Take every line in the entries that includes the word "умолчанию" and copy it.
##### RECORDS PROVIDED #####
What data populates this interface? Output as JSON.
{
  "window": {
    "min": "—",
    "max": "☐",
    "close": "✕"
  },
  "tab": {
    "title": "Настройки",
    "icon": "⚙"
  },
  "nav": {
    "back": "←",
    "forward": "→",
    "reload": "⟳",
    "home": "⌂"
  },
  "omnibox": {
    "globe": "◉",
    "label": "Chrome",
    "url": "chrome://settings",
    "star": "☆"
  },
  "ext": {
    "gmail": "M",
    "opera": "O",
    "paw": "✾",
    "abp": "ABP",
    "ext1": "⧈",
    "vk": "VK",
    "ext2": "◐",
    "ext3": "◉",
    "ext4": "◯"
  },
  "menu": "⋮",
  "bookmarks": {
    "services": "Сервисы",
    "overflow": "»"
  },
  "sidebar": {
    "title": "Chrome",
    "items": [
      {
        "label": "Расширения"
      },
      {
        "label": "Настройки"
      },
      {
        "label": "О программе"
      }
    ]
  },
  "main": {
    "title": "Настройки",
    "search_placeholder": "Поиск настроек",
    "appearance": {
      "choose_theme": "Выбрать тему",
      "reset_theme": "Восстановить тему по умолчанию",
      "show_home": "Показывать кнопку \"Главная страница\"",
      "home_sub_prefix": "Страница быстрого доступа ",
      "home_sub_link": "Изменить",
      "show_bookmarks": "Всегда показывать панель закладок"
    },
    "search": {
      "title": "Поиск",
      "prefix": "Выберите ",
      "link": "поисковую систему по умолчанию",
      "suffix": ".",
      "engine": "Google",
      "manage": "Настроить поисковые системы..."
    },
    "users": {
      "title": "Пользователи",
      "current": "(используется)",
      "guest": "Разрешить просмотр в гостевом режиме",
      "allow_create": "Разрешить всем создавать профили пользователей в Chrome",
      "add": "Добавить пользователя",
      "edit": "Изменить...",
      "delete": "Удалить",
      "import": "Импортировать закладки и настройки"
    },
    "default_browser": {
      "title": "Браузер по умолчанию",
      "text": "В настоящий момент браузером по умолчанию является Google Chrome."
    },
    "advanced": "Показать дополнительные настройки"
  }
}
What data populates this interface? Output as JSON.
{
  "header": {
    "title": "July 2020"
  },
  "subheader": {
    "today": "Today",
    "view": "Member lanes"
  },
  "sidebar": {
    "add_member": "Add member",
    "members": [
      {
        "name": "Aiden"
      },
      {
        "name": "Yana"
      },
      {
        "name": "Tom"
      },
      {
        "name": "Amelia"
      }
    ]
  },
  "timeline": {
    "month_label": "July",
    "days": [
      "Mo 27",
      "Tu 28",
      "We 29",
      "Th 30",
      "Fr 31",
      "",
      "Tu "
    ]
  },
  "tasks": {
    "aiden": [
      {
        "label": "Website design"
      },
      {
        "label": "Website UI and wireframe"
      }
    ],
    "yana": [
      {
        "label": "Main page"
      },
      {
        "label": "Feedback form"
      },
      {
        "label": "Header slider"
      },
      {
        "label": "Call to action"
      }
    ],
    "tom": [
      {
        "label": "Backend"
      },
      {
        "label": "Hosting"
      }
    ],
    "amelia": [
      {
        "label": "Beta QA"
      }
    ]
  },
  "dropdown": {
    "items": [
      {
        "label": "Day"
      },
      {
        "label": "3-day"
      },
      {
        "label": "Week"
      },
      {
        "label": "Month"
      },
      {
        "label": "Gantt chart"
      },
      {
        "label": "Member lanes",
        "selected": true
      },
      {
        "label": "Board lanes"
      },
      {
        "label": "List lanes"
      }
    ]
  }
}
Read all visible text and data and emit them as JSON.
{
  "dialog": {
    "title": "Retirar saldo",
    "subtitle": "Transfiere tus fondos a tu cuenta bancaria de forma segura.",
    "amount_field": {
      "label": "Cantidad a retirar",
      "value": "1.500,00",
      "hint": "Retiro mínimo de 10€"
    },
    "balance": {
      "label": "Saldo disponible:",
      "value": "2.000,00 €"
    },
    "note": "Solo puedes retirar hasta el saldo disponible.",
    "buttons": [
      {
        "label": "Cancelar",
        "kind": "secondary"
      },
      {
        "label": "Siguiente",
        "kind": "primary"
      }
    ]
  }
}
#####
OUTPUT FOR THIS EXERCISE
      "reset_theme": "Восстановить тему по умолчанию",
      "link": "поисковую систему по умолчанию",
      "title": "Браузер по умолчанию",
      "text": "В настоящий момент браузером по умолчанию является Google Chrome."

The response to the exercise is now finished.